  • Allowing individuals to be extradited before they finish giving their testimony to the JEP will create a void of key information in Colombia’s truth-telling process. In the past, perpetrators of violence in Colombia have been extradited as a way of silencing testimony which could implicate prominent individuals. For reconciliation to occur and peace to have a chance, perpetrators must confess their crimes in Colombia.
  • Tougher sentencing for war crimes will disincentivize perpetrators from coming forward, leading to impunity for those who gave the orders in crimes against humanity. Focusing investigation on the most serious crimes and punishing the highest responsible parties is key to shining a light into the dark corners of the war and helping the country move forward. The alternative sentences available to those who testify and cooperate voluntarily with the JEP about their participation in war crimes were agreed upon in order to pave the way for the kind of honesty and truth-telling that is necessary for healing and reconciliation.


  1. Allowing simultaneous investigations in Colombia’s normal judicial system is a bad-faith move. This would discourage perpetrators of violence from readily admitting their crimes if they thought they might also face convictions and prison time through the regular judicial system. Any hope for reconciliation depends on honesty from perpetrators about the harm they have caused to victims and their families. Moreover, thousands of people have already submitted confessions for review by the court with the understanding that they would not be eligible for prosecution in the regular judicial system.

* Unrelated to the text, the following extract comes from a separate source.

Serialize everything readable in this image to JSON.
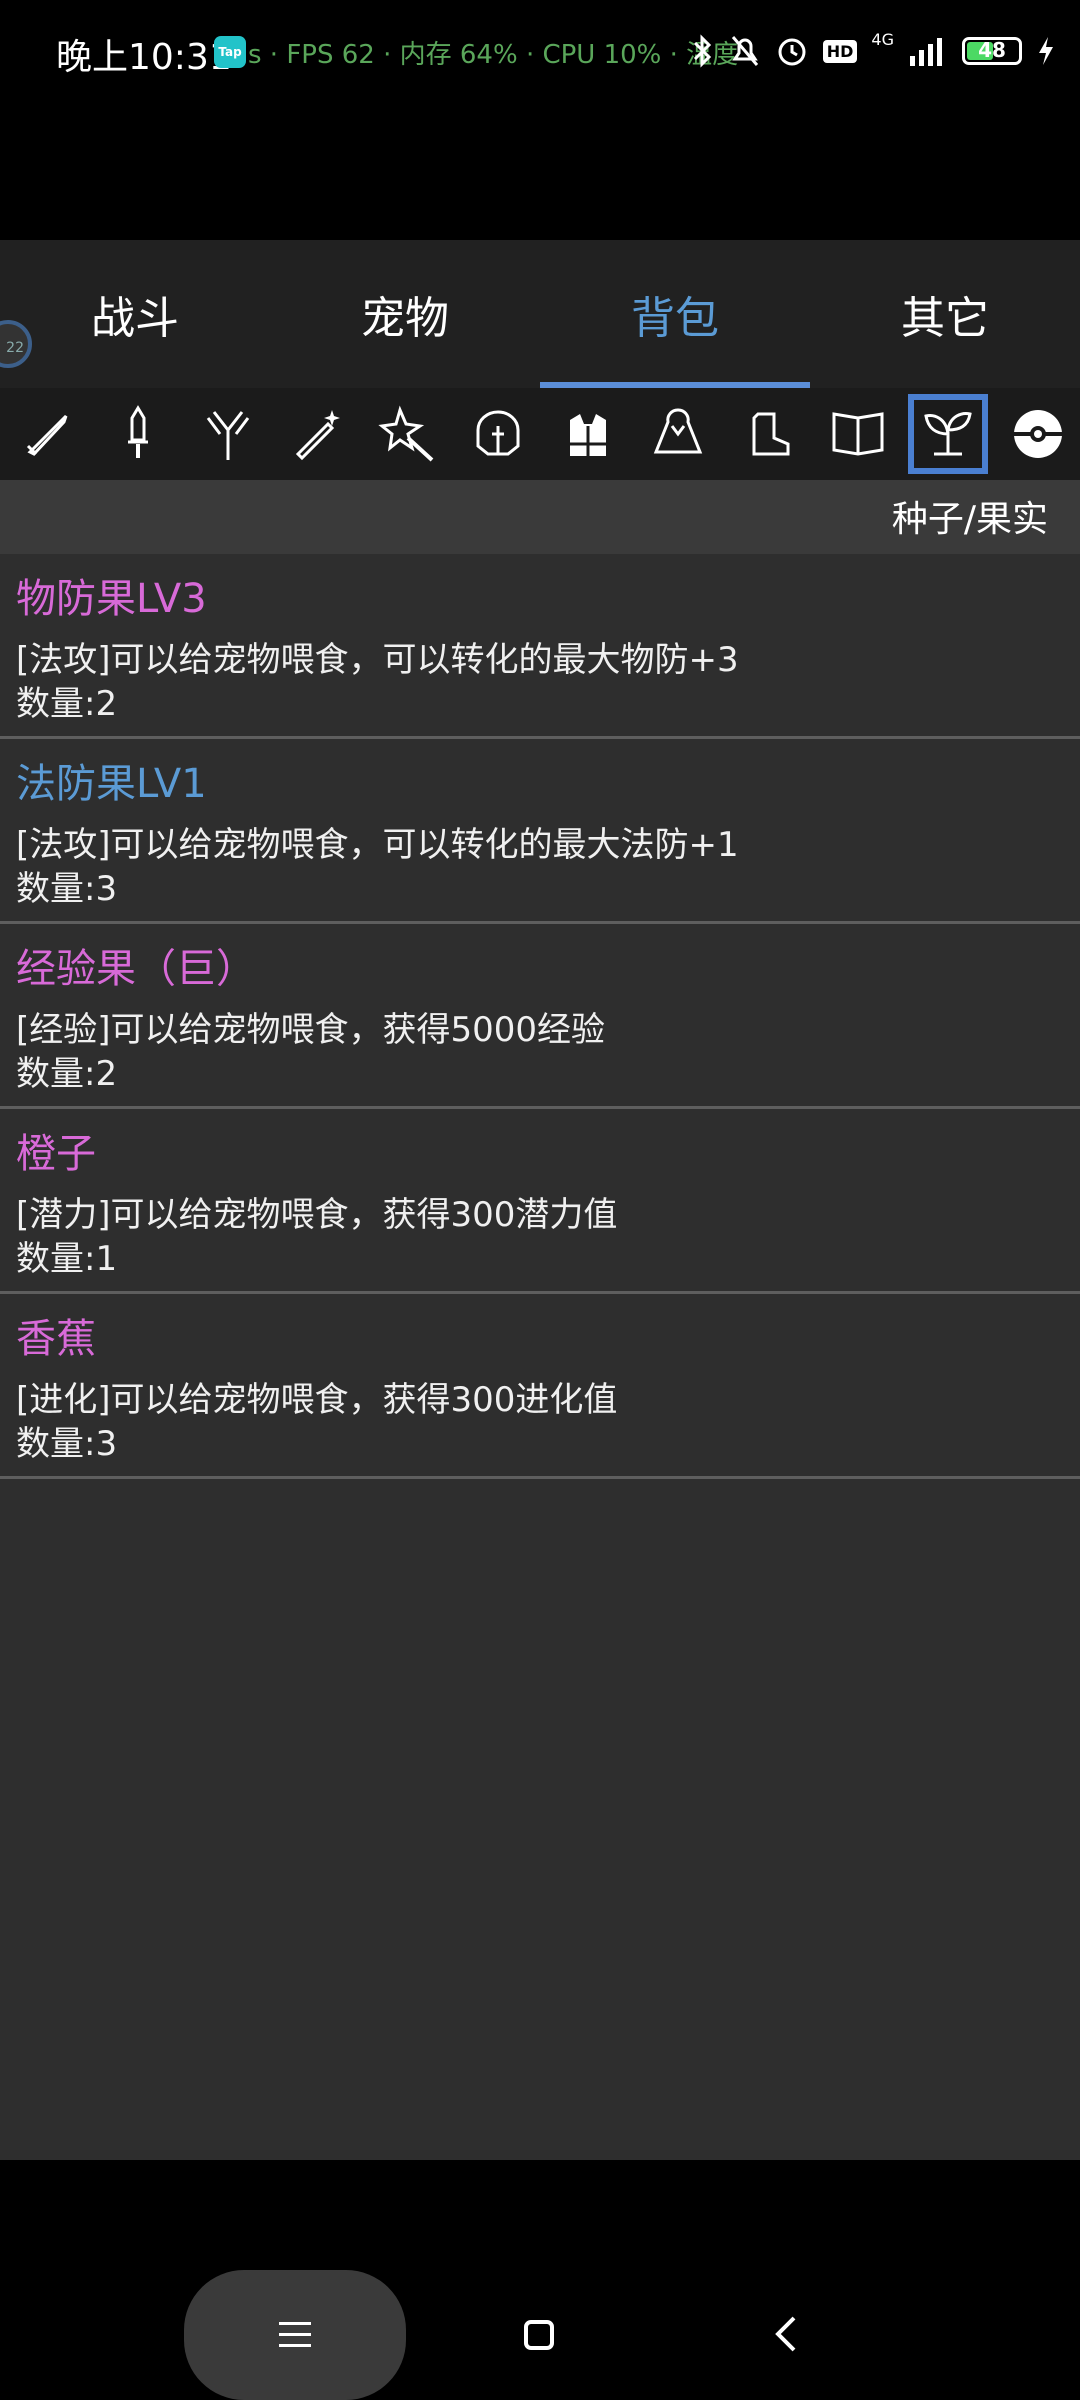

In his speech announcing those six objections, President Duque also identified other changes he hopes to make to the JEP through a different legislative procedure, and we can highlight a concern about one of those which is of a unique nature as it relates to a particularly vulnerable category of victim. Excluding sexual crimes against minors from the JEP’s jurisdiction and returning them to the regular court system will in all likelihood result in a lack of justice for the victims, since around 95% of sexual violence cases in Colombia remain in impunity. Seeking the harshest punishment for these crimes may seem to be an act of solidarity with the victims but the reality is that, without the confession of the perpetrators, most of these cases would remain impossible to convict in the regular court system. The JEP’s restorative justice model provides an incentive for the perpetrators to admit the truth of what they did, removing the burden of guilt, shame, and doubt from those they violated.

Most of Colombia–civil society, ex-combatants, and other political parties–do not support the changes Duque seeks to make. The US ambassador to Colombia, Kevin Whitaker, said in a statement that the US supports Duque. However, we should listen to what the majority of Colombians want here: for the Peace Accords to move forward and the articles of the JEP to remain unchanged.

It remains unclear (as of April 2, 2019) whether or not Duque’s proposed changes that would affect those six articles of the JEP will be allowed to happen. Congress and the Supreme Court have already approved the articles of the JEP as they were articulated by the Peace Accords. Some of the objections Duque has made would require more complicated amendments to existing laws, so the path forward remains uncertain, and that uncertainty itself poses a threat to a fragile peace process.